April 22, 1998 2:20 PM PDT
Political mailings criticized as spam
Others describe his idea differently, calling it foolish and even warning that he is wading in some dangerous waters. They say Barnes may alienate more voters than he attracts with a mass emailing that most people will think of as "spam," the dirtiest word on the Internet these days.
That, in turn, could backfire for the candidates he promotes, such as Jane Harmon, a Democratic candidate running for California governor.
"I'm confused and wonder why a politician who's trying to win the hearts and minds of the electorate thinks it's a good idea to use a contact method that's going to annoy a vast majority of recipients," said John Mozena, cofounder of antispam group the Coalition Against Unsolicited Commercial Email, or CAUCE. "I was surprised that anybody would be that clueless."
The sentiment seemed to resonate with at least some parts of the voting public. One person this week wrote in a newsgroup that the move is at least influencing his ballot.

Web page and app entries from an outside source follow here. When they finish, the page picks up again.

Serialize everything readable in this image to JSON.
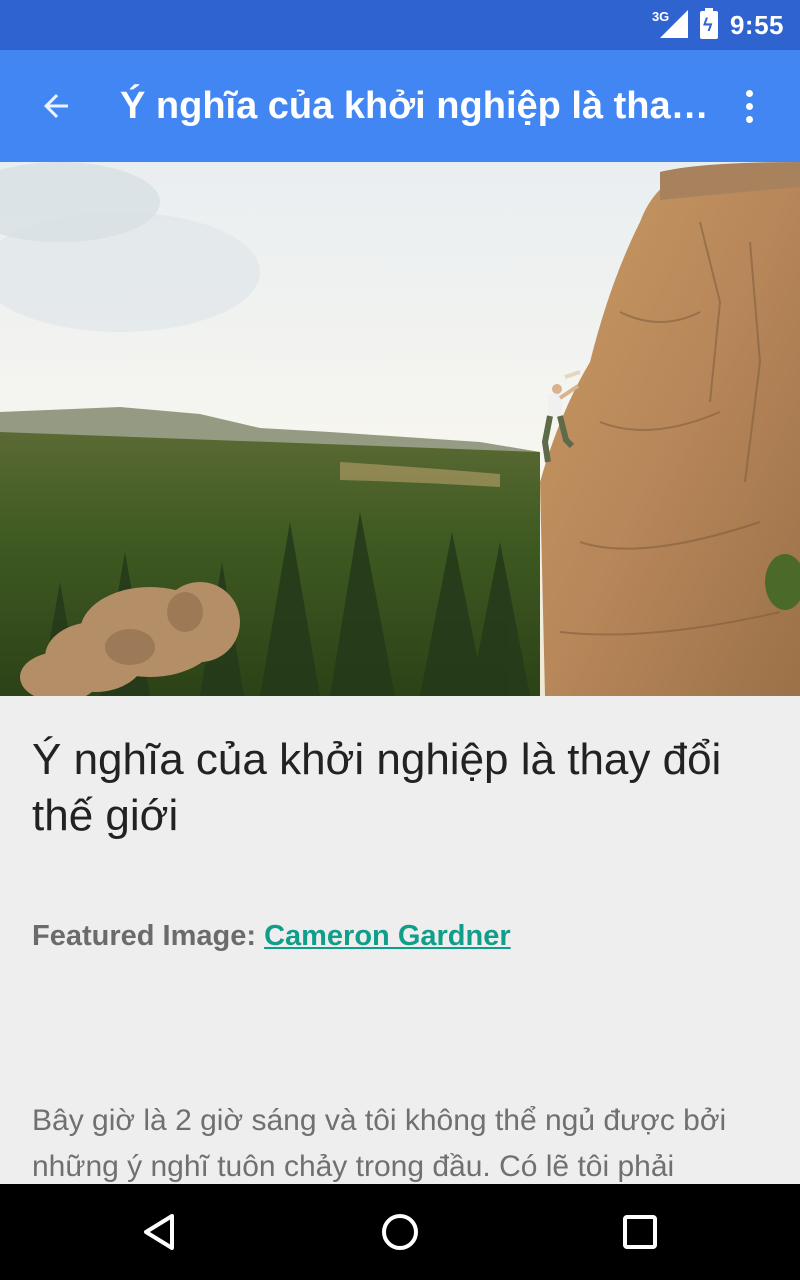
{
  "status_bar": {
    "network": "3G",
    "time": "9:55"
  },
  "app_bar": {
    "title": "Ý nghĩa của khởi nghiệp là thay đổi thế giới"
  },
  "hero_image": {
    "subject": "climber on sunlit granite cliff above pine forest"
  },
  "article": {
    "title": "Ý nghĩa của khởi nghiệp là thay đổi thế giới",
    "credit_label": "Featured Image:",
    "credit_name": "Cameron Gardner",
    "body": "Bây giờ là 2 giờ sáng và tôi không thể ngủ được bởi những ý nghĩ tuôn chảy trong đầu. Có lẽ tôi phải"
  },
  "colors": {
    "status_bar": "#2f63cf",
    "app_bar": "#4286f4",
    "link": "#109e8a",
    "background": "#eeeeee"
  },
  "icons": {
    "back": "arrow-back-icon",
    "overflow": "more-vert-icon",
    "nav_back": "triangle-back-icon",
    "nav_home": "circle-home-icon",
    "nav_recents": "square-recents-icon"
  }
}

"Sent a note to one of the candidates letting her know that though I had STRONGLY considered voting for her in the upcoming primary, she now gets no further consideration (and she's in a VERY close race) just because of her ASSOCIATION with those cretins," wrote this indignant Netizen.
Harmon's assistant press secretary referred inquiries about the matter to Barnes.
Barnes, who runs the Democratic political organization Informed Voter, says he isn't clueless at all; he's just trying to leverage one of the most powerful mass media available today to reach voters who would want to be contacted.
In fact, he isn't the only one who wants to unleash the power of email: It is a widely accepted truism that mainstream advertisers are champing at the bit hoping to find a way to reach mass numbers themselves. Email is the most direct way to reach a person--and, in advertising lore, the more directly an ad can be targeted, the more likely it is to work.
But with few exceptions, mainstream advertisers have avoided junk email, fearing a backlash from Netizens. And those who have given in to temptation--even just trying it out with email that only some would define as true spam--have been burned by the experience.
Mozena said Barnes should take heed.
With email, he said, "the cost of the communication is shifted onto the recipient whether it's a personal email or political email. While email is a wonderful tool for keeping in touch with people who are already your supporters, using it as a contact method is just going to make a lot of people really angry."
Informed Voter has purchased email lists and otherwise gathered names from those who have made their email addresses public, Barnes said. Last November when Barnes and his organization sent out the singular mailing, they did take names from newsgroups, although they didn't "harvest" them blindly, he said.
Some Netizens criticized last year's emailing, calling it spam, pure and simple.
But as he argued last year, Barnes said his group is trying to be careful about the recipient lists. He defended the ones that he uses, saying the email addresses were all legitimately public.
"These are what we call public email addresses," Barnes said. "If you handed me your business card and on it was your email address, you are giving that out to the public. I'm collecting lists from established organizations. The main thrust is we're going to try to increase the participation in the election and Democratic [candidates]."
Barnes said he's open to feedback and said the program "is still being developed." Already, his Web site advertises a full program: "Direct email, targetable by county and state. Constituency email, targetable by demographics or create and maintain your own database," it states.
Barnes calls the current emailing, reported in the San Francisco Chronicle, "revolutionary" and claimed that the move was "unprecedented."
During the last presidential campaign, however, Republican candidate Bob Dole used email to contact voters. Even with an "opt-in" list that asked Net users to sign up for the email messages, he was accused of sending spam because some people signed up their "friends" for the email.
During that 1996 campaign, political consultants said that by 2000, not only email, but the entire Internet would play a major role in elections. But the way it would happen was unclear then and remains so today.
Barnes, insisting that "we want to do things right," defended his right to send mass email as falling under the First Amendment. "What about the issue of political free speech?" he asked rhetorically. "What about ability to use the Web to register people to vote?"
He likened email to political mailings that are the bread and butter of politicians and consultants such as himself.
Mozena and other antispam activists point out that there is one major difference: In snail mail carried through the U.S. Postal Service the sender pays for postage. With email, the recipients and their Internet service providers in effect absorb the cost. And that, they say, makes all the difference.
Barnes counters that he's simply using it to promote democracy (and Democrats): "Is it a bad thing for us to be promoting voter registration, absentee ballots, and get-out-the-voter polling locations on the Web? We're not trying to sell anything. We're not trying to get you to purchase a product. We want to ask you one time are you registered to vote.
"We want to do it right," he added. "How will we know the impact unless we do it?"
Last time, he said, "Most of the people who asked to be taken off the mailing lists also were appreciative of the work we were doing. Frankly, what we are doing is pro-democracy."
Clearly, not everyone is so thankful for his sense of civic responsibility.
"I paid for this message against my will, as did everyone else who received it," one recipient of the November emailing wrote in a newsgroup. "This seems to me to be a matter of illegal campaigning, since each of us who received this junk email have been coerced into making an unreported contribution."